- Exercise instructions -
Whenever a line in the data holds the string "value", copy that line.

- Data provided -
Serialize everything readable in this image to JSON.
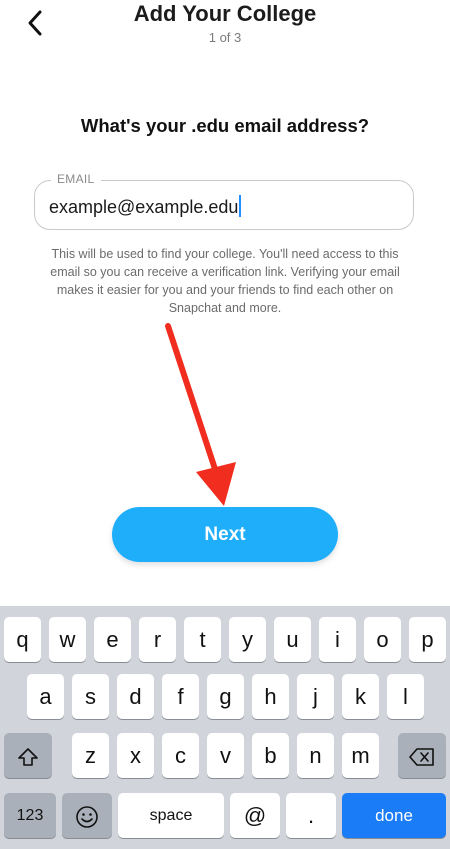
{
  "header": {
    "title": "Add Your College",
    "step": "1 of 3"
  },
  "prompt": "What's your .edu email address?",
  "email_field": {
    "label": "EMAIL",
    "value": "example@example.edu"
  },
  "help_text": "This will be used to find your college. You'll need access to this email so you can receive a verification link. Verifying your email makes it easier for you and your friends to find each other on Snapchat and more.",
  "next_label": "Next",
  "keyboard": {
    "row1": [
      "q",
      "w",
      "e",
      "r",
      "t",
      "y",
      "u",
      "i",
      "o",
      "p"
    ],
    "row2": [
      "a",
      "s",
      "d",
      "f",
      "g",
      "h",
      "j",
      "k",
      "l"
    ],
    "row3": [
      "z",
      "x",
      "c",
      "v",
      "b",
      "n",
      "m"
    ],
    "numbers_label": "123",
    "space_label": "space",
    "at_label": "@",
    "dot_label": ".",
    "done_label": "done",
    "icons": {
      "shift": "shift-icon",
      "backspace": "backspace-icon",
      "emoji": "emoji-icon"
    },
    "colors": {
      "done": "#1a7cf7"
    }
  },
  "colors": {
    "accent": "#1faefa",
    "annotation_arrow": "#f02d1f"
  }
}
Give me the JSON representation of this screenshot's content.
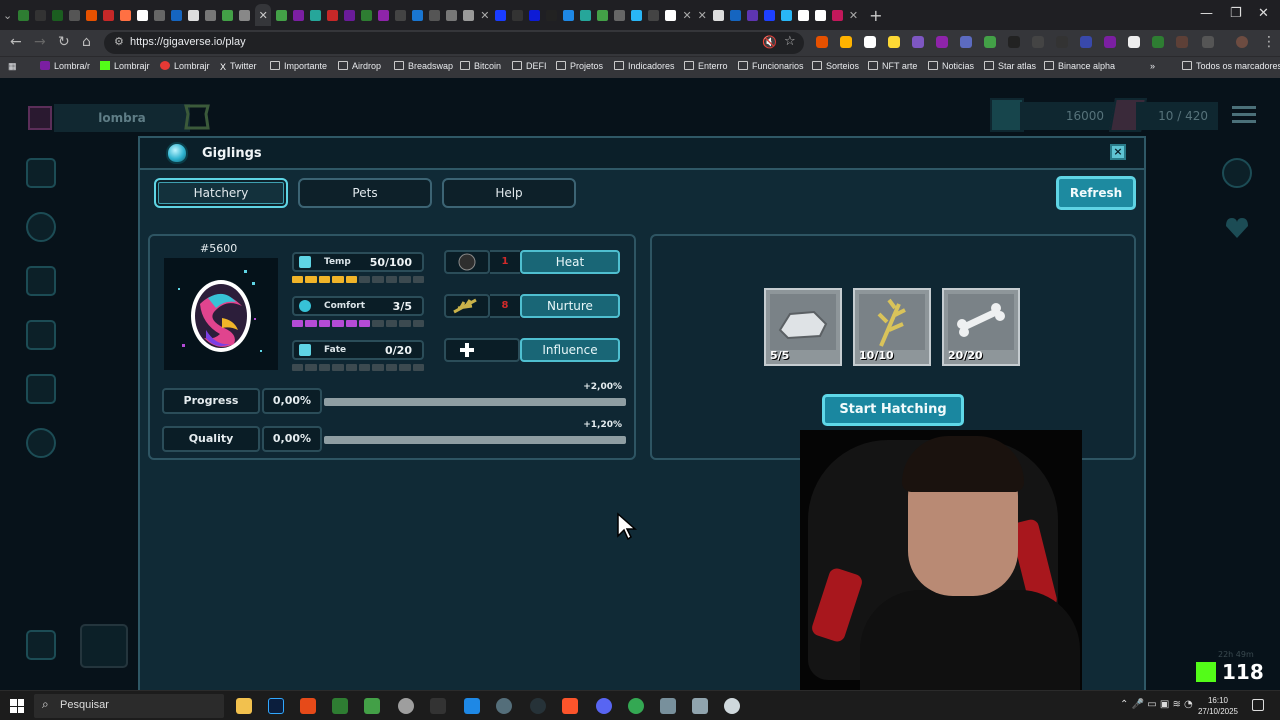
{
  "browser": {
    "url": "https://gigaverse.io/play",
    "bookmarks": [
      "Lombra/r",
      "Lombrajr",
      "Lombrajr",
      "Twitter",
      "Importante",
      "Airdrop",
      "Breadswap",
      "Bitcoin",
      "DEFI",
      "Projetos",
      "Indicadores",
      "Enterro",
      "Funcionarios",
      "Sorteios",
      "NFT arte",
      "Noticias",
      "Star atlas",
      "Binance alpha"
    ],
    "all_bookmarks": "Todos os marcadores"
  },
  "hud": {
    "username": "lombra",
    "gold": "16000",
    "energy": "10 / 420"
  },
  "modal": {
    "title": "Giglings",
    "tabs": [
      "Hatchery",
      "Pets",
      "Help"
    ],
    "active_tab": "Hatchery",
    "refresh": "Refresh",
    "close": "×"
  },
  "egg": {
    "id": "#5600",
    "stats": [
      {
        "label": "Temp",
        "value": "50/100",
        "level": 0.5,
        "color": "#f0b429"
      },
      {
        "label": "Comfort",
        "value": "3/5",
        "level": 0.6,
        "color": "#b44bd6"
      },
      {
        "label": "Fate",
        "value": "0/20",
        "level": 0.0,
        "color": "#3c4a50"
      }
    ],
    "actions": [
      {
        "label": "Heat",
        "cost": "1"
      },
      {
        "label": "Nurture",
        "cost": "8"
      },
      {
        "label": "Influence",
        "cost": ""
      }
    ],
    "progress": {
      "label": "Progress",
      "value": "0,00%",
      "delta": "+2,00%",
      "level": 0.0
    },
    "quality": {
      "label": "Quality",
      "value": "0,00%",
      "delta": "+1,20%",
      "level": 0.0
    }
  },
  "hatch": {
    "requirements": [
      "5/5",
      "10/10",
      "20/20"
    ],
    "start": "Start Hatching"
  },
  "stream": {
    "viewers": "118",
    "timer": "22h 49m"
  },
  "taskbar": {
    "search_placeholder": "Pesquisar",
    "time": "16:10",
    "date": "27/10/2025"
  }
}
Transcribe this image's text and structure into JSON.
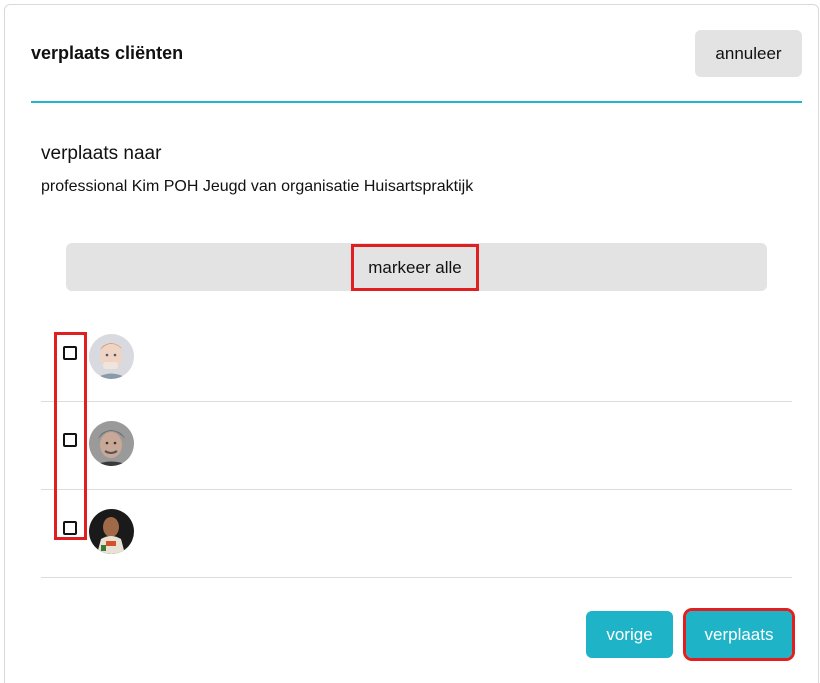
{
  "dialog": {
    "title": "verplaats cliënten",
    "cancel_label": "annuleer"
  },
  "target": {
    "heading": "verplaats naar",
    "description": "professional Kim POH Jeugd van organisatie Huisartspraktijk"
  },
  "mark_all_label": "markeer alle",
  "clients": [
    {
      "checked": false,
      "avatar": "avatar-child-photo"
    },
    {
      "checked": false,
      "avatar": "avatar-grey-haired-man-photo"
    },
    {
      "checked": false,
      "avatar": "avatar-dark-background-photo"
    }
  ],
  "footer": {
    "previous_label": "vorige",
    "move_label": "verplaats"
  },
  "colors": {
    "accent": "#1fb3c8",
    "divider": "#23b5cc",
    "highlight": "#e02020",
    "neutral_button": "#e3e3e3"
  }
}
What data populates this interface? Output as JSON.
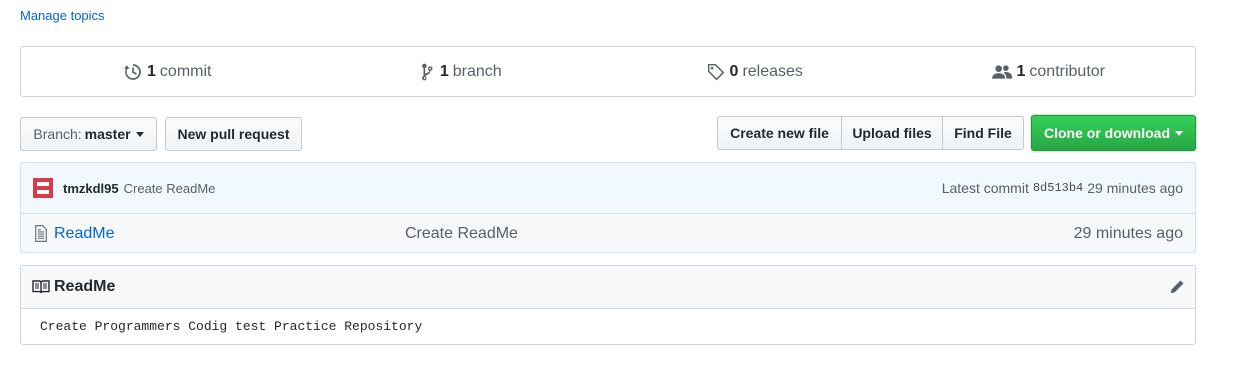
{
  "topics": {
    "manage_label": "Manage topics"
  },
  "summary": {
    "commits": {
      "count": "1",
      "label": "commit",
      "icon": "history-icon"
    },
    "branches": {
      "count": "1",
      "label": "branch",
      "icon": "git-branch-icon"
    },
    "releases": {
      "count": "0",
      "label": "releases",
      "icon": "tag-icon"
    },
    "contributors": {
      "count": "1",
      "label": "contributor",
      "icon": "people-icon"
    }
  },
  "toolbar": {
    "branch_prefix": "Branch:",
    "branch_name": "master",
    "new_pull_request": "New pull request",
    "create_new_file": "Create new file",
    "upload_files": "Upload files",
    "find_file": "Find File",
    "clone_or_download": "Clone or download"
  },
  "latest_commit": {
    "author": "tmzkdl95",
    "message": "Create ReadMe",
    "prefix": "Latest commit",
    "sha": "8d513b4",
    "age": "29 minutes ago"
  },
  "files": [
    {
      "name": "ReadMe",
      "message": "Create ReadMe",
      "age": "29 minutes ago",
      "icon": "file-text-icon"
    }
  ],
  "readme": {
    "title": "ReadMe",
    "content": "Create Programmers Codig test Practice Repository"
  },
  "colors": {
    "link": "#0366d6",
    "primary_button": "#28a745",
    "commit_bar": "#f1f8ff",
    "avatar": "#d73a49"
  }
}
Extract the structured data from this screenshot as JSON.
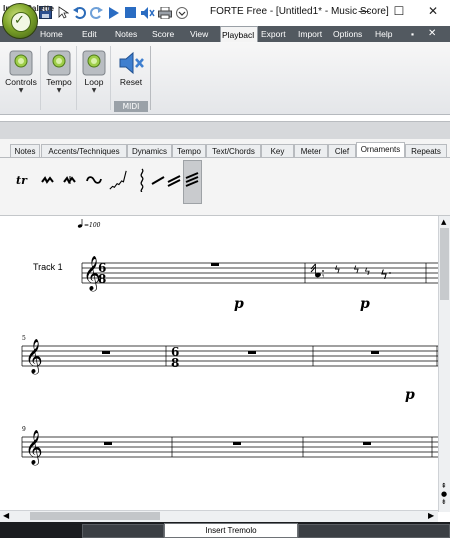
{
  "window": {
    "title": "FORTE Free - [Untitled1* - Music Score]",
    "minimize_glyph": "—",
    "maximize_glyph": "☐",
    "close_glyph": "✕"
  },
  "quick_access": [
    "save-icon",
    "pointer-icon",
    "undo-icon",
    "redo-icon",
    "play-icon",
    "stop-icon",
    "mute-icon",
    "print-icon",
    "customize-icon"
  ],
  "ribbon_tabs": [
    {
      "label": "Home"
    },
    {
      "label": "Edit"
    },
    {
      "label": "Notes"
    },
    {
      "label": "Score"
    },
    {
      "label": "View"
    },
    {
      "label": "Playbacl",
      "active": true
    },
    {
      "label": "Export"
    },
    {
      "label": "Import"
    },
    {
      "label": "Options"
    },
    {
      "label": "Help"
    }
  ],
  "ribbon": {
    "controls_label": "Controls",
    "tempo_label": "Tempo",
    "loop_label": "Loop",
    "reset_label": "Reset",
    "midi_group_label": "MIDI"
  },
  "palette": {
    "title": "Input Palette",
    "tabs": [
      {
        "label": "Notes"
      },
      {
        "label": "Accents/Techniques"
      },
      {
        "label": "Dynamics"
      },
      {
        "label": "Tempo"
      },
      {
        "label": "Text/Chords"
      },
      {
        "label": "Key"
      },
      {
        "label": "Meter"
      },
      {
        "label": "Clef"
      },
      {
        "label": "Ornaments",
        "active": true
      },
      {
        "label": "Repeats"
      }
    ],
    "ornaments": [
      {
        "name": "trill-icon",
        "glyph": "tr"
      },
      {
        "name": "mordent-icon",
        "glyph": "∿"
      },
      {
        "name": "inverted-mordent-icon",
        "glyph": "∿"
      },
      {
        "name": "turn-icon",
        "glyph": "∾"
      },
      {
        "name": "glissando-icon",
        "glyph": "⟋"
      },
      {
        "name": "arpeggio-icon",
        "glyph": "≀"
      },
      {
        "name": "slash-tremolo-1-icon",
        "glyph": "/"
      },
      {
        "name": "slash-tremolo-2-icon",
        "glyph": "//"
      },
      {
        "name": "slash-tremolo-3-icon",
        "glyph": "///"
      }
    ]
  },
  "score": {
    "tempo_marking": "♩=100",
    "track_label": "Track 1",
    "time_signature": {
      "top": "6",
      "bottom": "8"
    },
    "measure_numbers": [
      "5",
      "9"
    ],
    "dynamics": [
      "p",
      "p",
      "p"
    ]
  },
  "status": {
    "message": "Insert Tremolo"
  },
  "colors": {
    "tab_bar": "#525960",
    "status_bar": "#1b1d20",
    "accent_green": "#7fa52a"
  }
}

- Solution to the problem -
    "value": "example@example.edu"
        "value": "50/100",
        "value": "3/5",
        "value": "0/20",
      "value": "0,00%",
      "value": "0,00%",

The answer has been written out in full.